In the Mesozoic era of social networking — that distant year of 2007 — a new community was poised to take over the web, replacing the aging and visually painful MySpace species. Virb allowed users, who joined by invitation only, to craft and customize extremely elegant and sophisticated personal profiles with all the accoutrements of online social behavior. Photos, videos, messages, etc. MySpace died a natural death. Virb, however, was crushed by the imminent rise of Facebook with a nail in the coffin courtesy of Twitter. Acknowledging that they couldn’t compete with Facebook, Virb is re-emerging not as a social tool but as a website-building tool, harnessing the effectiveness of its personalization tools so that photographers can put up a decent portfolio or bands a decent promotional site. The new service also benefits from hosting company Media Temple being the parent company of Virb since 2008. While most companies who didn’t succeed at first would be compelled to change names and launch under a different personality, Virb is betting that its name, in good-standing condition with the web world, can handle the complete switch of service and business model.
Back in September of 2008 we reported on the evolution of the MapQuest logo and the feeling of the majority was that it was too little too late to make up ground against Google Maps — two years later, MapQuest is betting that it’s not too late with a complete overhaul of their identity and their mapping experience.
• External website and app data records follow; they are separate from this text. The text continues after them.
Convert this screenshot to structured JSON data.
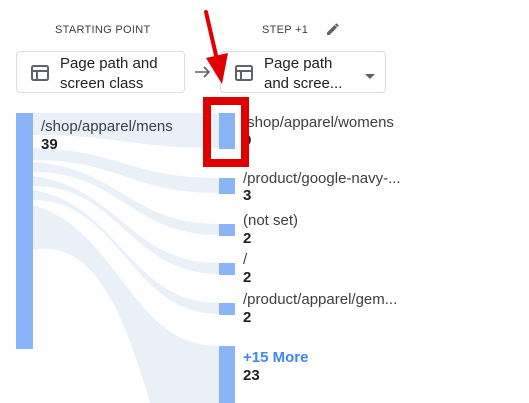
{
  "columns": {
    "starting_point": {
      "header": "STARTING POINT",
      "dimension_line1": "Page path and",
      "dimension_line2": "screen class"
    },
    "step": {
      "header": "STEP +1",
      "dimension_line1": "Page path",
      "dimension_line2": "and scree..."
    }
  },
  "source_node": {
    "label": "/shop/apparel/mens",
    "value": "39"
  },
  "step_nodes": [
    {
      "label": "/shop/apparel/womens",
      "value": "9"
    },
    {
      "label": "/product/google-navy-...",
      "value": "3"
    },
    {
      "label": "(not set)",
      "value": "2"
    },
    {
      "label": "/",
      "value": "2"
    },
    {
      "label": "/product/apparel/gem...",
      "value": "2"
    },
    {
      "label": "+15 More",
      "value": "23"
    }
  ],
  "colors": {
    "node": "#8ab4f8",
    "flow": "#e8eef7",
    "more_link": "#4285f4",
    "highlight": "#e00000"
  },
  "icons": [
    "table-icon",
    "arrow-right-icon",
    "pencil-icon",
    "caret-down-icon",
    "red-arrow-icon"
  ]
}
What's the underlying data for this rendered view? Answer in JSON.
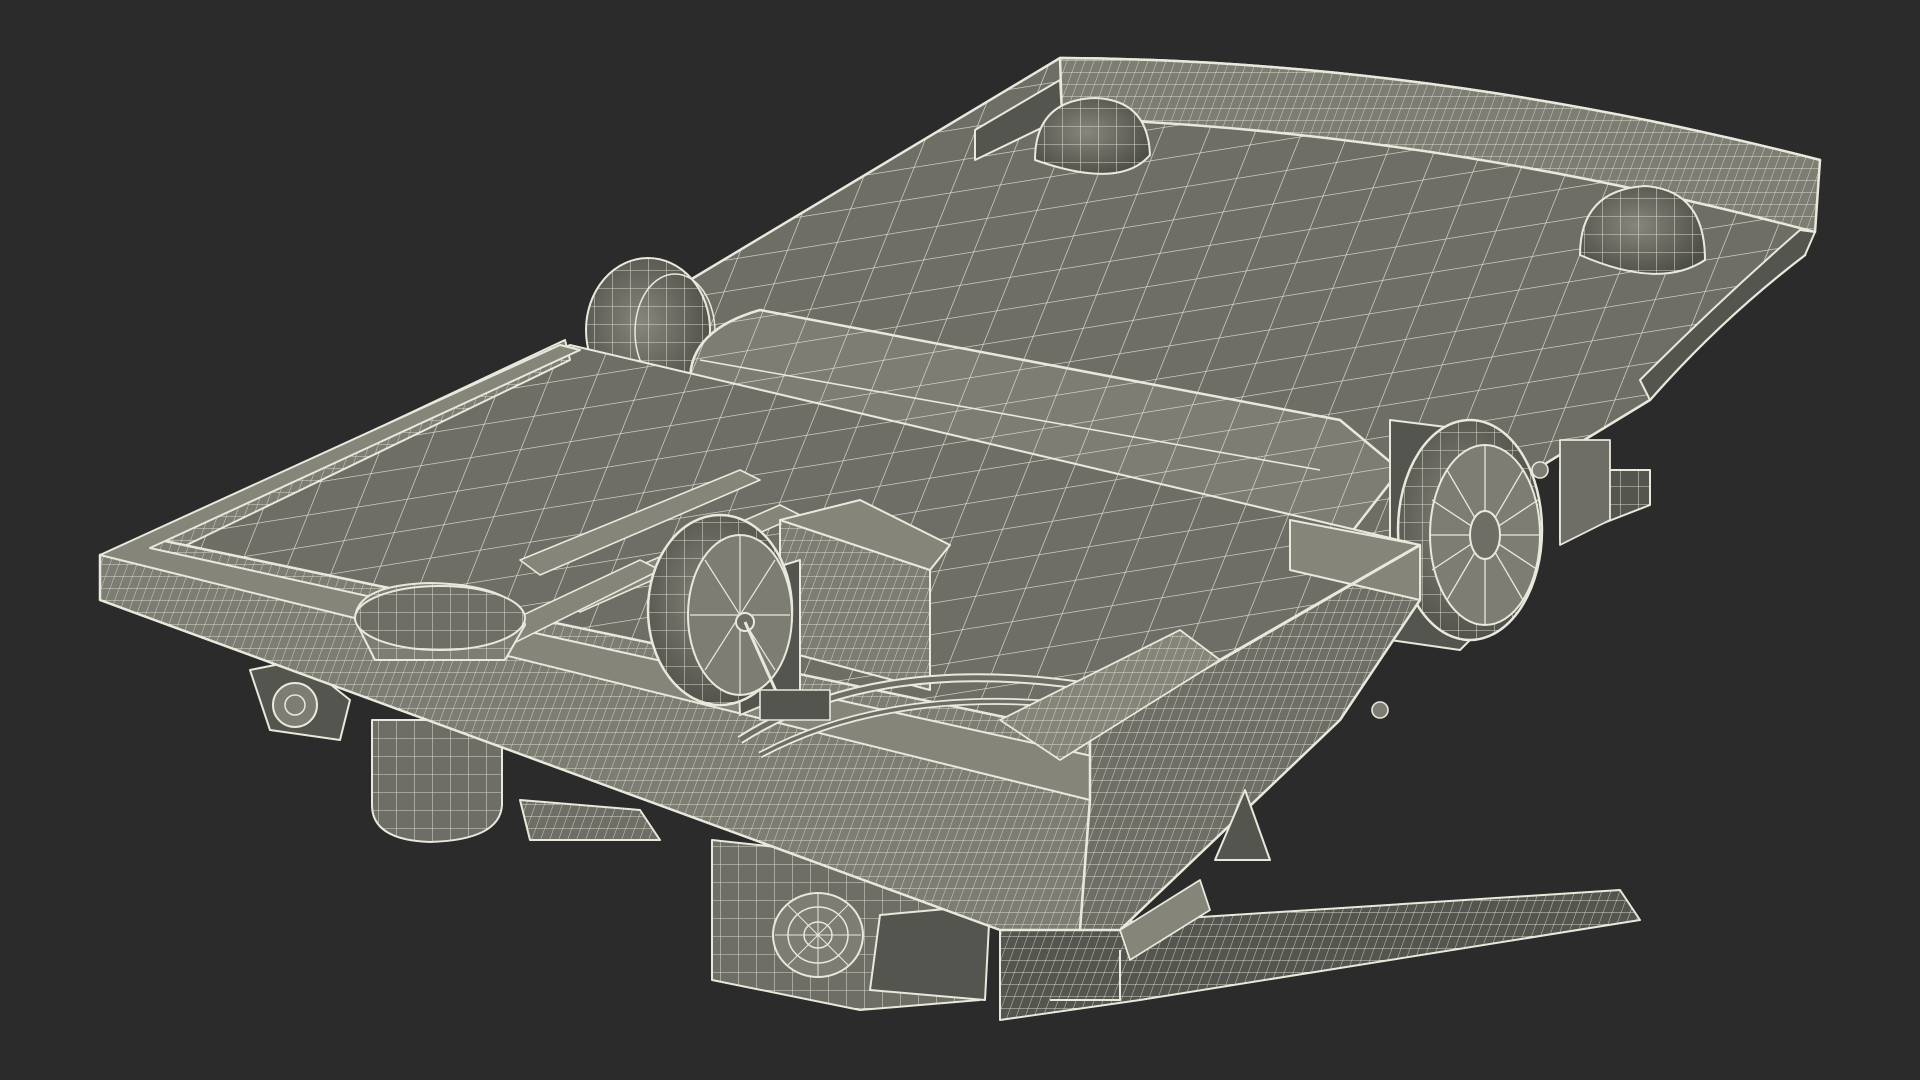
{
  "scene": {
    "subject": "wireframe-chassis-render",
    "colors": {
      "background": "#2b2b2b",
      "surface": "#6e6e66",
      "surface_light": "#7d7d74",
      "surface_dark": "#55554f",
      "wire": "#e8e8dc"
    }
  }
}
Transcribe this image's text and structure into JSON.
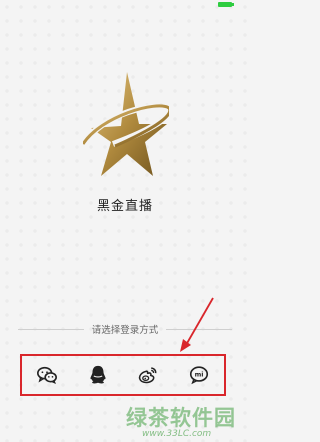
{
  "app": {
    "name": "黑金直播"
  },
  "login": {
    "prompt": "请选择登录方式",
    "options": [
      {
        "id": "wechat",
        "icon": "wechat-icon"
      },
      {
        "id": "qq",
        "icon": "qq-icon"
      },
      {
        "id": "weibo",
        "icon": "weibo-icon"
      },
      {
        "id": "mi",
        "icon": "mi-icon"
      }
    ]
  },
  "watermark": {
    "brand": "绿茶软件园",
    "url": "www.33LC.com"
  },
  "colors": {
    "logo_gold": "#b08a3e",
    "highlight": "#d9262b",
    "watermark": "#46a046",
    "status_battery": "#2ecc40"
  }
}
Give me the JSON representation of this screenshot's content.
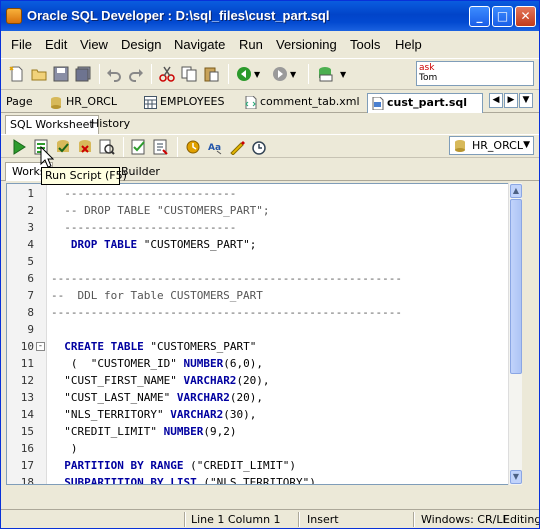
{
  "window": {
    "title": "Oracle SQL Developer : D:\\sql_files\\cust_part.sql"
  },
  "menu": {
    "items": [
      "File",
      "Edit",
      "View",
      "Design",
      "Navigate",
      "Run",
      "Versioning",
      "Tools",
      "Help"
    ]
  },
  "ask": {
    "line1": "ask",
    "line2": "Tom"
  },
  "tabs": [
    {
      "label": "Page",
      "icon": "page-icon"
    },
    {
      "label": "HR_ORCL",
      "icon": "connection-icon"
    },
    {
      "label": "EMPLOYEES",
      "icon": "table-icon"
    },
    {
      "label": "comment_tab.xml",
      "icon": "xml-file-icon"
    },
    {
      "label": "cust_part.sql",
      "icon": "sql-file-icon"
    }
  ],
  "subtabs": [
    "SQL Worksheet",
    "History"
  ],
  "connection": {
    "selected": "HR_ORCL"
  },
  "worktabs": {
    "worksheet": "Works",
    "builder": "Builder"
  },
  "tooltip": "Run Script (F5)",
  "editor": {
    "lines": [
      {
        "n": "1",
        "tokens": [
          {
            "t": "cm",
            "v": "  --------------------------"
          }
        ]
      },
      {
        "n": "2",
        "tokens": [
          {
            "t": "cm",
            "v": "  -- DROP TABLE \"CUSTOMERS_PART\";"
          }
        ]
      },
      {
        "n": "3",
        "tokens": [
          {
            "t": "cm",
            "v": "  --------------------------"
          }
        ]
      },
      {
        "n": "4",
        "tokens": [
          {
            "t": "",
            "v": "   "
          },
          {
            "t": "kw",
            "v": "DROP TABLE"
          },
          {
            "t": "",
            "v": " \"CUSTOMERS_PART\";"
          }
        ]
      },
      {
        "n": "5",
        "tokens": []
      },
      {
        "n": "6",
        "tokens": [
          {
            "t": "cm",
            "v": "-----------------------------------------------------"
          }
        ]
      },
      {
        "n": "7",
        "tokens": [
          {
            "t": "cm",
            "v": "--  DDL for Table CUSTOMERS_PART"
          }
        ]
      },
      {
        "n": "8",
        "tokens": [
          {
            "t": "cm",
            "v": "-----------------------------------------------------"
          }
        ]
      },
      {
        "n": "9",
        "tokens": []
      },
      {
        "n": "10",
        "tokens": [
          {
            "t": "",
            "v": "  "
          },
          {
            "t": "kw",
            "v": "CREATE TABLE"
          },
          {
            "t": "",
            "v": " \"CUSTOMERS_PART\""
          }
        ],
        "fold": "-"
      },
      {
        "n": "11",
        "tokens": [
          {
            "t": "",
            "v": "   (  \"CUSTOMER_ID\" "
          },
          {
            "t": "kw",
            "v": "NUMBER"
          },
          {
            "t": "",
            "v": "(6,0),"
          }
        ]
      },
      {
        "n": "12",
        "tokens": [
          {
            "t": "",
            "v": "  \"CUST_FIRST_NAME\" "
          },
          {
            "t": "kw",
            "v": "VARCHAR2"
          },
          {
            "t": "",
            "v": "(20),"
          }
        ]
      },
      {
        "n": "13",
        "tokens": [
          {
            "t": "",
            "v": "  \"CUST_LAST_NAME\" "
          },
          {
            "t": "kw",
            "v": "VARCHAR2"
          },
          {
            "t": "",
            "v": "(20),"
          }
        ]
      },
      {
        "n": "14",
        "tokens": [
          {
            "t": "",
            "v": "  \"NLS_TERRITORY\" "
          },
          {
            "t": "kw",
            "v": "VARCHAR2"
          },
          {
            "t": "",
            "v": "(30),"
          }
        ]
      },
      {
        "n": "15",
        "tokens": [
          {
            "t": "",
            "v": "  \"CREDIT_LIMIT\" "
          },
          {
            "t": "kw",
            "v": "NUMBER"
          },
          {
            "t": "",
            "v": "(9,2)"
          }
        ]
      },
      {
        "n": "16",
        "tokens": [
          {
            "t": "",
            "v": "   )"
          }
        ]
      },
      {
        "n": "17",
        "tokens": [
          {
            "t": "",
            "v": "  "
          },
          {
            "t": "kw",
            "v": "PARTITION BY RANGE"
          },
          {
            "t": "",
            "v": " (\"CREDIT_LIMIT\")"
          }
        ]
      },
      {
        "n": "18",
        "tokens": [
          {
            "t": "",
            "v": "  "
          },
          {
            "t": "kw",
            "v": "SUBPARTITION BY LIST"
          },
          {
            "t": "",
            "v": " (\"NLS_TERRITORY\")"
          }
        ]
      }
    ]
  },
  "status": {
    "position": "Line 1 Column 1",
    "mode": "Insert",
    "line_endings": "Windows: CR/LF",
    "state": "Editing"
  },
  "colors": {
    "title_bar": "#0144c9",
    "keyword": "#0000a0",
    "comment": "#555555"
  }
}
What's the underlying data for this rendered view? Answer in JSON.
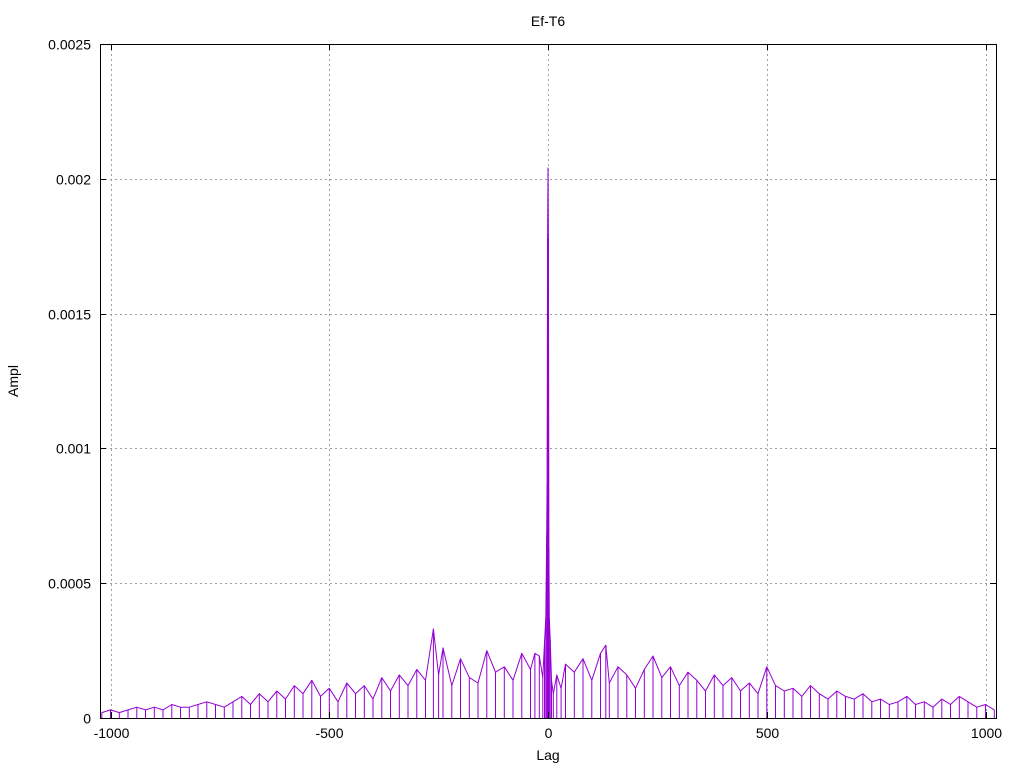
{
  "chart_data": {
    "type": "line",
    "title": "Ef-T6",
    "xlabel": "Lag",
    "ylabel": "Ampl",
    "xlim": [
      -1024,
      1024
    ],
    "ylim": [
      0,
      0.0025
    ],
    "xticks": [
      -1000,
      -500,
      0,
      500,
      1000
    ],
    "xtick_labels": [
      "-1000",
      "-500",
      "0",
      "500",
      "1000"
    ],
    "yticks": [
      0,
      0.0005,
      0.001,
      0.0015,
      0.002,
      0.0025
    ],
    "ytick_labels": [
      "0",
      "0.0005",
      "0.001",
      "0.0015",
      "0.002",
      "0.0025"
    ],
    "grid": true,
    "series": [
      {
        "color": "#9400d3",
        "x": [
          -1020,
          -1000,
          -980,
          -960,
          -940,
          -920,
          -900,
          -880,
          -860,
          -840,
          -820,
          -800,
          -780,
          -760,
          -740,
          -720,
          -700,
          -680,
          -660,
          -640,
          -620,
          -600,
          -580,
          -560,
          -540,
          -520,
          -500,
          -480,
          -460,
          -440,
          -420,
          -400,
          -380,
          -360,
          -340,
          -320,
          -300,
          -280,
          -262,
          -250,
          -240,
          -220,
          -200,
          -180,
          -160,
          -140,
          -120,
          -100,
          -80,
          -60,
          -40,
          -30,
          -20,
          -12,
          -8,
          -5,
          -3,
          -2,
          -1,
          0,
          1,
          2,
          3,
          5,
          8,
          12,
          20,
          30,
          40,
          60,
          80,
          100,
          120,
          132,
          140,
          160,
          180,
          200,
          220,
          240,
          260,
          280,
          300,
          320,
          340,
          360,
          380,
          400,
          420,
          440,
          460,
          480,
          500,
          520,
          540,
          560,
          580,
          600,
          620,
          640,
          660,
          680,
          700,
          720,
          740,
          760,
          780,
          800,
          820,
          840,
          860,
          880,
          900,
          920,
          940,
          960,
          980,
          1000,
          1020
        ],
        "y": [
          2e-05,
          3e-05,
          2e-05,
          3e-05,
          4e-05,
          3e-05,
          4e-05,
          3e-05,
          5e-05,
          4e-05,
          4e-05,
          5e-05,
          6e-05,
          5e-05,
          4e-05,
          6e-05,
          8e-05,
          5e-05,
          9e-05,
          6e-05,
          0.0001,
          7e-05,
          0.00012,
          9e-05,
          0.00014,
          8e-05,
          0.00011,
          6e-05,
          0.00013,
          9e-05,
          0.00012,
          7e-05,
          0.00015,
          0.0001,
          0.00016,
          0.00012,
          0.00018,
          0.00014,
          0.00033,
          0.00016,
          0.00026,
          0.00012,
          0.00022,
          0.00015,
          0.00013,
          0.00025,
          0.00017,
          0.00019,
          0.00014,
          0.00024,
          0.00018,
          0.00024,
          0.00023,
          0.00015,
          0.00028,
          0.00037,
          0.00068,
          0.00087,
          0.00178,
          0.00204,
          0.00178,
          0.00063,
          0.00037,
          0.00029,
          0.00014,
          9e-05,
          0.00016,
          0.00011,
          0.0002,
          0.00017,
          0.00022,
          0.00014,
          0.00024,
          0.00027,
          0.00013,
          0.00019,
          0.00016,
          0.00011,
          0.00018,
          0.00023,
          0.00015,
          0.00019,
          0.00012,
          0.00017,
          0.00014,
          0.0001,
          0.00016,
          0.00012,
          0.00015,
          0.0001,
          0.00013,
          9e-05,
          0.00019,
          0.00012,
          0.0001,
          0.00011,
          8e-05,
          0.00012,
          9e-05,
          7e-05,
          0.0001,
          8e-05,
          7e-05,
          9e-05,
          6e-05,
          7e-05,
          5e-05,
          6e-05,
          8e-05,
          5e-05,
          6e-05,
          4e-05,
          7e-05,
          5e-05,
          8e-05,
          6e-05,
          4e-05,
          5e-05,
          3e-05
        ]
      }
    ]
  }
}
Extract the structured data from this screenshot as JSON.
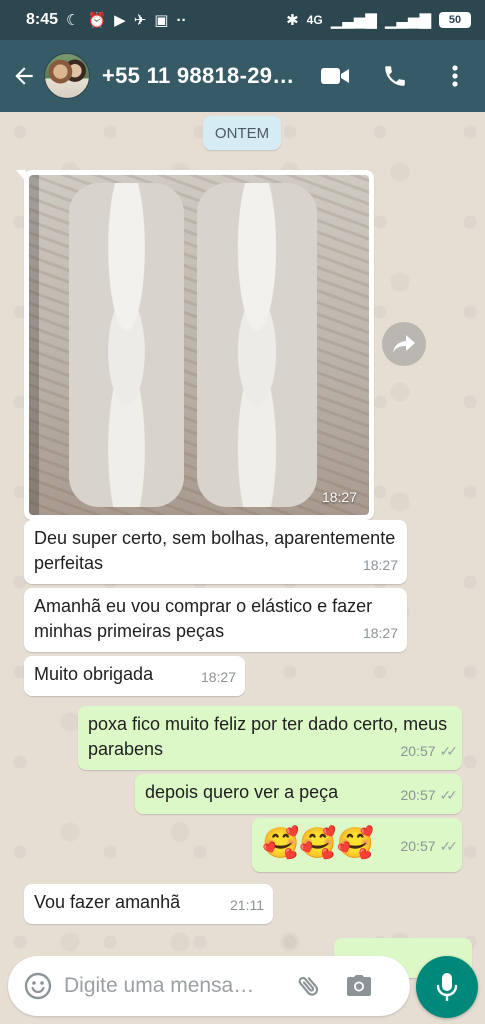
{
  "status_bar": {
    "time": "8:45",
    "network_label": "4G",
    "battery": "50"
  },
  "header": {
    "contact": "+55 11 98818-29…"
  },
  "chat": {
    "date_chip": "ONTEM",
    "image_time": "18:27",
    "messages": [
      {
        "text": "Deu super certo, sem bolhas, aparentemente perfeitas",
        "time": "18:27",
        "direction": "incoming"
      },
      {
        "text": "Amanhã eu vou comprar o elástico e fazer minhas primeiras peças",
        "time": "18:27",
        "direction": "incoming"
      },
      {
        "text": "Muito obrigada",
        "time": "18:27",
        "direction": "incoming"
      },
      {
        "text": "poxa fico muito feliz por ter dado certo, meus parabens",
        "time": "20:57",
        "direction": "outgoing"
      },
      {
        "text": "depois quero ver a peça",
        "time": "20:57",
        "direction": "outgoing"
      },
      {
        "text": "🥰🥰🥰",
        "time": "20:57",
        "direction": "outgoing"
      },
      {
        "text": "Vou fazer amanhã",
        "time": "21:11",
        "direction": "incoming"
      }
    ]
  },
  "composer": {
    "placeholder": "Digite uma mensa…"
  },
  "colors": {
    "header": "#365b66",
    "status_bar": "#2c4750",
    "outgoing_bubble": "#dcf8c6",
    "mic_button": "#00897b"
  }
}
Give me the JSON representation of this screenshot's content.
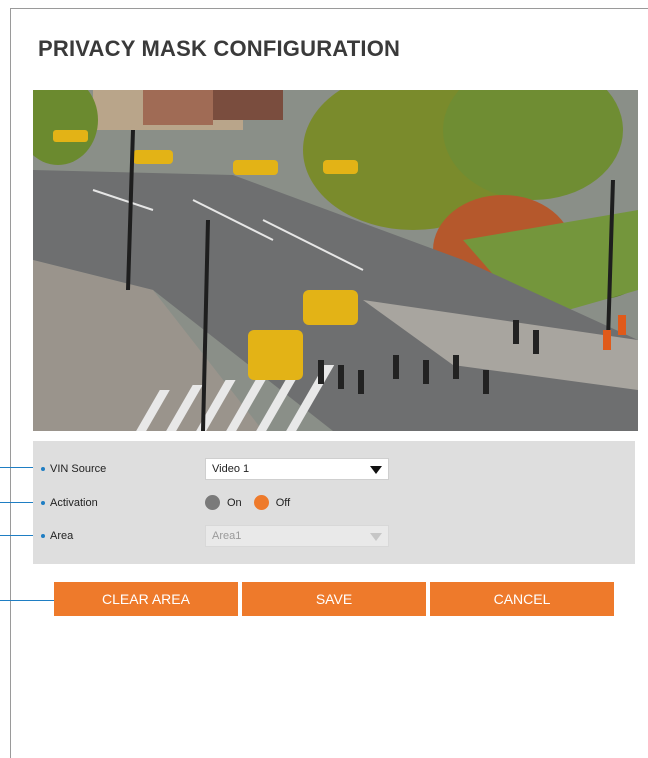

As a subsidiary of AOL, MapQuest will be integrating the local brainpower provided by its sibling service, Patch; you can read the full details of what MapQuest is setting out to do in their blog. The new identity has been designed by Wolff Olins.